In the entries that follow, find the word "phone" and report each line it is on.

Study material Start Marker

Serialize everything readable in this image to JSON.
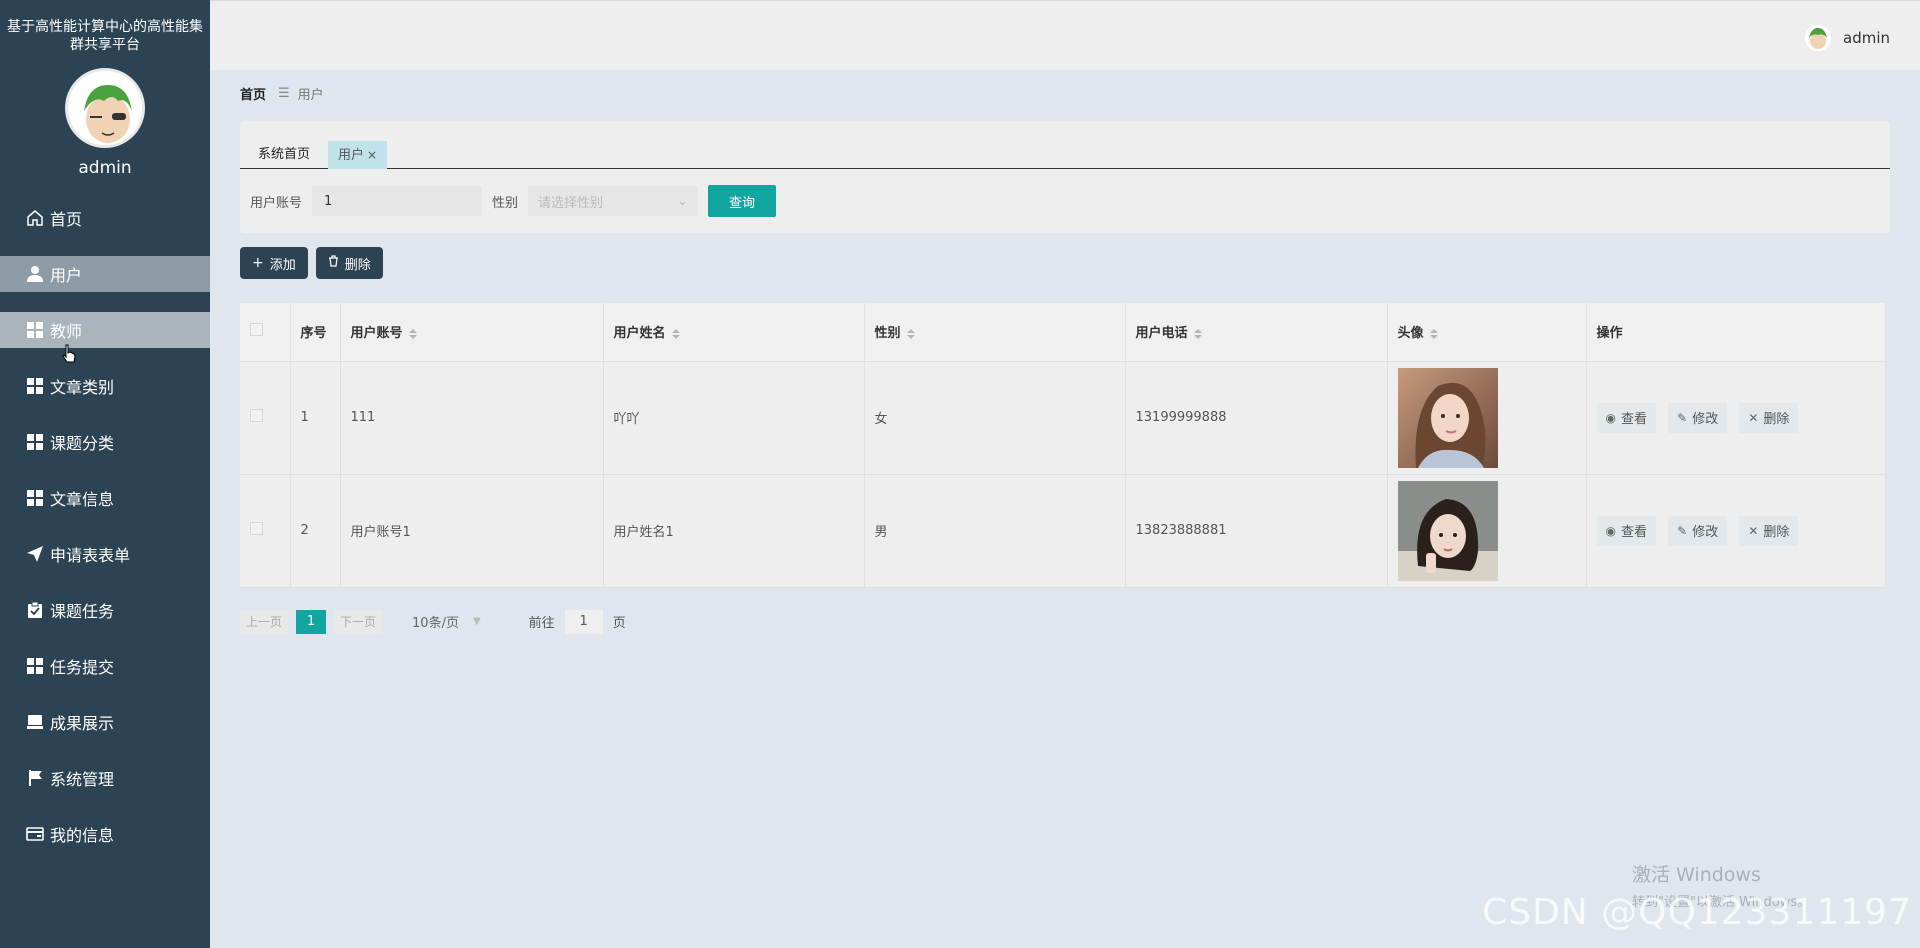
{
  "sidebar": {
    "system_title": "基于高性能计算中心的高性能集群共享平台",
    "username": "admin",
    "items": [
      {
        "label": "首页",
        "icon": "home-icon"
      },
      {
        "label": "用户",
        "icon": "user-icon"
      },
      {
        "label": "教师",
        "icon": "grid-icon"
      },
      {
        "label": "文章类别",
        "icon": "grid-icon"
      },
      {
        "label": "课题分类",
        "icon": "grid-icon"
      },
      {
        "label": "文章信息",
        "icon": "grid-icon"
      },
      {
        "label": "申请表表单",
        "icon": "send-icon"
      },
      {
        "label": "课题任务",
        "icon": "clipboard-icon"
      },
      {
        "label": "任务提交",
        "icon": "grid-icon"
      },
      {
        "label": "成果展示",
        "icon": "monitor-icon"
      },
      {
        "label": "系统管理",
        "icon": "flag-icon"
      },
      {
        "label": "我的信息",
        "icon": "card-icon"
      }
    ]
  },
  "topbar": {
    "username": "admin"
  },
  "breadcrumb": {
    "home": "首页",
    "current": "用户"
  },
  "tabs": [
    {
      "label": "系统首页"
    },
    {
      "label": "用户",
      "close": "×"
    }
  ],
  "search": {
    "account_label": "用户账号",
    "account_value": "1",
    "gender_label": "性别",
    "gender_placeholder": "请选择性别",
    "query_label": "查询"
  },
  "actions": {
    "add_label": "添加",
    "delete_label": "删除"
  },
  "table": {
    "headers": {
      "index": "序号",
      "account": "用户账号",
      "name": "用户姓名",
      "gender": "性别",
      "phone": "用户电话",
      "avatar": "头像",
      "ops": "操作"
    },
    "rows": [
      {
        "index": "1",
        "account": "111",
        "name": "吖吖",
        "gender": "女",
        "phone": "13199999888"
      },
      {
        "index": "2",
        "account": "用户账号1",
        "name": "用户姓名1",
        "gender": "男",
        "phone": "13823888881"
      }
    ],
    "ops": {
      "view": "查看",
      "edit": "修改",
      "delete": "删除"
    }
  },
  "pager": {
    "prev": "上一页",
    "current": "1",
    "next": "下一页",
    "size": "10条/页",
    "goto_prefix": "前往",
    "goto_value": "1",
    "goto_suffix": "页"
  },
  "watermark": {
    "win_line1": "激活 Windows",
    "win_line2": "转到\"设置\"以激活 Windows。",
    "csdn": "CSDN @QQ123311197"
  },
  "colors": {
    "sidebar": "#2c4353",
    "accent": "#13a6a0",
    "active_item": "#8c9ba5"
  }
}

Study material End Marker

Task output
      "phone": "用户电话",
        "phone": "13199999888"
        "phone": "13823888881"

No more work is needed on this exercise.